> _WORK TASK_: Determine how many lines in the listing contain the string "this"; respond with the number alone.

> _AVAILABLE DATA_:
****
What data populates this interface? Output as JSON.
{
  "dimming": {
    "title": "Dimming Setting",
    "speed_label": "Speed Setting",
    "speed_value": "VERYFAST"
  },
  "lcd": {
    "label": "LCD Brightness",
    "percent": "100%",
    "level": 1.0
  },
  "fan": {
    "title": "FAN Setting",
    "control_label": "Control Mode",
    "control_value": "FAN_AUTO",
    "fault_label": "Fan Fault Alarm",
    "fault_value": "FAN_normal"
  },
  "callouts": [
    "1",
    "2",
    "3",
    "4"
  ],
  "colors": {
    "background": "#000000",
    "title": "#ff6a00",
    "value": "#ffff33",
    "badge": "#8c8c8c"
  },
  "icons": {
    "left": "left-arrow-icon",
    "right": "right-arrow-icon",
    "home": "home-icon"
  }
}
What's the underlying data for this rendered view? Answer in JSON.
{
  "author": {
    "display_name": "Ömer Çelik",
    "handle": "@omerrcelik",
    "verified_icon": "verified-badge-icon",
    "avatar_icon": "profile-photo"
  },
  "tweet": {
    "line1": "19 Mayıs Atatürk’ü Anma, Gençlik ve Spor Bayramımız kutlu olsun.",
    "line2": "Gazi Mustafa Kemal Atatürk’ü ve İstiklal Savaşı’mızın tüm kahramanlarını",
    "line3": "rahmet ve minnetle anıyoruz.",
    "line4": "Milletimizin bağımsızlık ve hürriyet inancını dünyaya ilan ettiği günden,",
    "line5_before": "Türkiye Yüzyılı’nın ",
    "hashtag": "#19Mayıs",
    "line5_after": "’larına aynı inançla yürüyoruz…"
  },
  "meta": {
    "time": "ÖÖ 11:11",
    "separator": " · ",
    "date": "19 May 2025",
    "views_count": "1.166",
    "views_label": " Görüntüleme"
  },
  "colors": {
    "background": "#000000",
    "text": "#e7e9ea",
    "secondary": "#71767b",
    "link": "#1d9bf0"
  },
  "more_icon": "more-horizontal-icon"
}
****
> _YOUR SOLUTION_: 2